Economy up, economy down, one thing remains the same: love is in the air at the office. Nearly four-in-ten (37%) workers said they have dated a co-worker at some time during their careers, in line with the 40% who said the same in both 2009 and 2008. Additionally, 32% said they went on to marry the person they dated at work. This is according to CareerBuilder’s annual office romance survey of more than 5,200 workers.
Some workers are dating those above them on the office ladder. When it comes to dating higher ups, women were more likely than men to date someone above them in their company’s hierarchy. Thirty percent of women said they have dated someone who holds a higher position in their organization; 19% of men report they have done the same.
“Workplace relationships are more accepted these days, with 67% of workers saying they aren’t keeping their romance a secret. However, it is the responsibility of the individuals to understand company policy and make sure they adhere to it,” said Rosemary Haefner, vice president of human resources at CareerBuilder. “Employees are working longer hours and under increased pressure, creating an environment that could cause relationships to bloom. Workers need to keep it professional under all circumstances, though, to ensure that the quality of their work is not negatively impacted.”
Some workplace relationships may have their beginnings in current workplace crushes. Eight percent of workers currently work with someone who they would like to date, with more men (11%) than women (4%) reporting they would like to do so.
Twelve percent of workers reported that their relationships started when they ran into each other outside of work. Some other situations where Cupid’s arrow flew between co-workers:
- Happy hour
- Working late at the office
- Company holiday party
- Business trip
Haefner offers the following tips for workers who may want to spark a workplace romance:
- Know your company’s office relationship policy. While some companies are completely open to office romances, others may have stricter policies. Make sure both parties in the relationship are aware of potential rules or consequences.
- Beware of social media. Before you start posting pictures and status updates about your new “status,” it may be better to inform your co-workers or boss in person. That way, there is less chance for gossip or speculation.

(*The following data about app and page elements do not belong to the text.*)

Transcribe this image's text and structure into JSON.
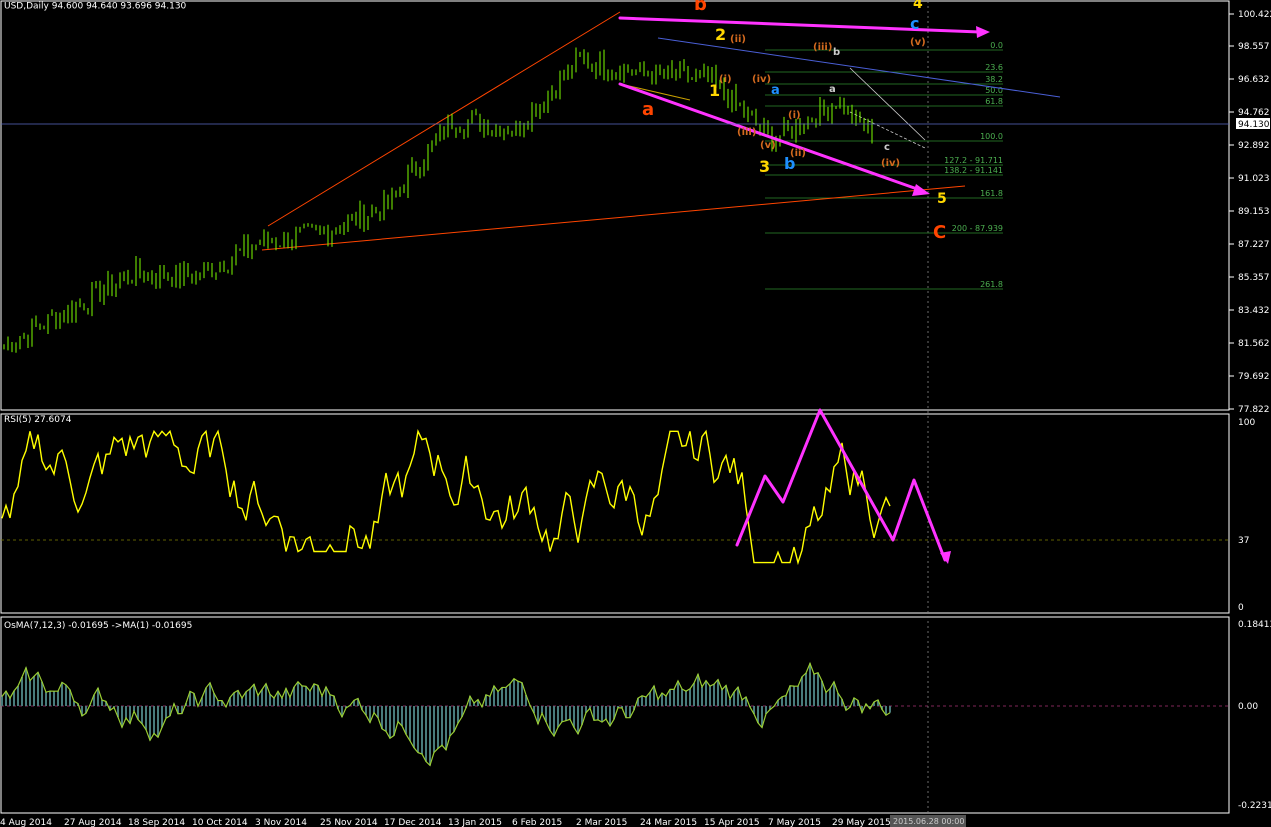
{
  "header": {
    "main": "USD,Daily  94.600  94.640  93.696  94.130",
    "rsi": "RSI(5) 27.6074",
    "osma": "OsMA(7,12,3) -0.01695  ->MA(1) -0.01695"
  },
  "colors": {
    "bg": "#000000",
    "frame": "#ffffff",
    "price": "#7cfc00",
    "rsi": "#ffff00",
    "osma_line": "#9acd32",
    "osma_hist": "#4a7c7c",
    "arrows": "#ff33ff",
    "trendline": "#ff4500",
    "channel": "#4a5fd6",
    "fib": "#2e8b2e",
    "wave_red": "#ff4500",
    "wave_yellow": "#ffd700",
    "wave_blue": "#1e90ff",
    "wave_orange": "#d2691e"
  },
  "price_axis": [
    "100.422",
    "98.557",
    "96.632",
    "94.762",
    "92.892",
    "91.023",
    "89.153",
    "87.227",
    "85.357",
    "83.432",
    "81.562",
    "79.692",
    "77.822"
  ],
  "current_price": "94.130",
  "rsi_axis": [
    "100",
    "37",
    "0"
  ],
  "osma_axis": [
    "0.18413",
    "0.00",
    "-0.22313"
  ],
  "date_axis": [
    "4 Aug 2014",
    "27 Aug 2014",
    "18 Sep 2014",
    "10 Oct 2014",
    "3 Nov 2014",
    "25 Nov 2014",
    "17 Dec 2014",
    "13 Jan 2015",
    "6 Feb 2015",
    "2 Mar 2015",
    "24 Mar 2015",
    "15 Apr 2015",
    "7 May 2015",
    "29 May 2015"
  ],
  "date_cursor": "2015.06.28 00:00",
  "fib_labels": [
    "0.0",
    "23.6",
    "38.2",
    "50.0",
    "61.8",
    "100.0",
    "127.2 - 91.711",
    "138.2 - 91.141",
    "161.8",
    "200 - 87.939",
    "261.8"
  ],
  "wave_labels": {
    "big_a": "a",
    "big_b": "b",
    "big_c": "C",
    "w1": "1",
    "w2": "2",
    "w3": "3",
    "w4": "4",
    "w5": "5",
    "blue_a": "a",
    "blue_b": "b",
    "blue_c": "c",
    "r_i": "(i)",
    "r_ii": "(ii)",
    "r_iii": "(iii)",
    "r_iv": "(iv)",
    "r_v": "(v)",
    "r_i2": "(i)",
    "r_ii2": "(ii)",
    "r_iii2": "(iii)",
    "r_iv2": "(iv)",
    "r_v2": "(v)",
    "small_a": "a",
    "small_b": "b",
    "small_c": "c"
  },
  "chart_data": {
    "type": "line",
    "title": "USD,Daily  94.600  94.640  93.696  94.130",
    "x": [
      "4 Aug 2014",
      "27 Aug 2014",
      "18 Sep 2014",
      "10 Oct 2014",
      "3 Nov 2014",
      "25 Nov 2014",
      "17 Dec 2014",
      "13 Jan 2015",
      "6 Feb 2015",
      "2 Mar 2015",
      "24 Mar 2015",
      "15 Apr 2015",
      "7 May 2015",
      "29 May 2015"
    ],
    "series": [
      {
        "values": [
          81.5,
          83.6,
          85.8,
          85.6,
          87.6,
          88.2,
          89.8,
          94.8,
          94.3,
          98.3,
          97.5,
          97.2,
          93.6,
          95.8
        ]
      }
    ],
    "ylim": [
      77.822,
      101.0
    ],
    "xlabel": "",
    "ylabel": ""
  }
}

- Always take the high road. If your relationship should end, do your best to maintain professionalism and not let the issues affect your performance on the job.